When Africa and Ireland Go To War
Full Title: When Africa and Ireland Go To War: An Irish-African Possibilty
Composer: Gussie L. Davis
Lyricist: Dan Packard
Published: New York, 1898
Description: Though intended to be humourous in tone, and plays on stereotypes of both African-Americans and Irish-Americans as violent, the fact that a song like this was written highlights the underlying tensions of the time. Immigrants and black Americans were on the lowest rungs on society, and often were in competition for the lowest-paying jobs. Their experiences were similar, but instead of coming together, a wedge was usually driven between competing immigrant groups, who blamed each other for their lot in life and accused the newcomers, who were usually the most desperate and willing to work for the least amount of money, for stealing their jobs.

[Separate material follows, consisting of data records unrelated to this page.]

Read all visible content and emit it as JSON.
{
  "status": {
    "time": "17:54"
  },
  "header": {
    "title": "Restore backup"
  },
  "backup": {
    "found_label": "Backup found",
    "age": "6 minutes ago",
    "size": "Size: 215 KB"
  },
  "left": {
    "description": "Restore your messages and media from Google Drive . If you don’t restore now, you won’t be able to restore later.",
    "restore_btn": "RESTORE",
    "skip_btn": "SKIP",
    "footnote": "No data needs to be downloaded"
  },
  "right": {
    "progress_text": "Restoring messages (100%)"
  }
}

This tension often did break out into violence: in the 1863 draft riots of New York, many Irish-Americans participated in the lynching of black Americans and the burning down of the Colored Orphan Asylum.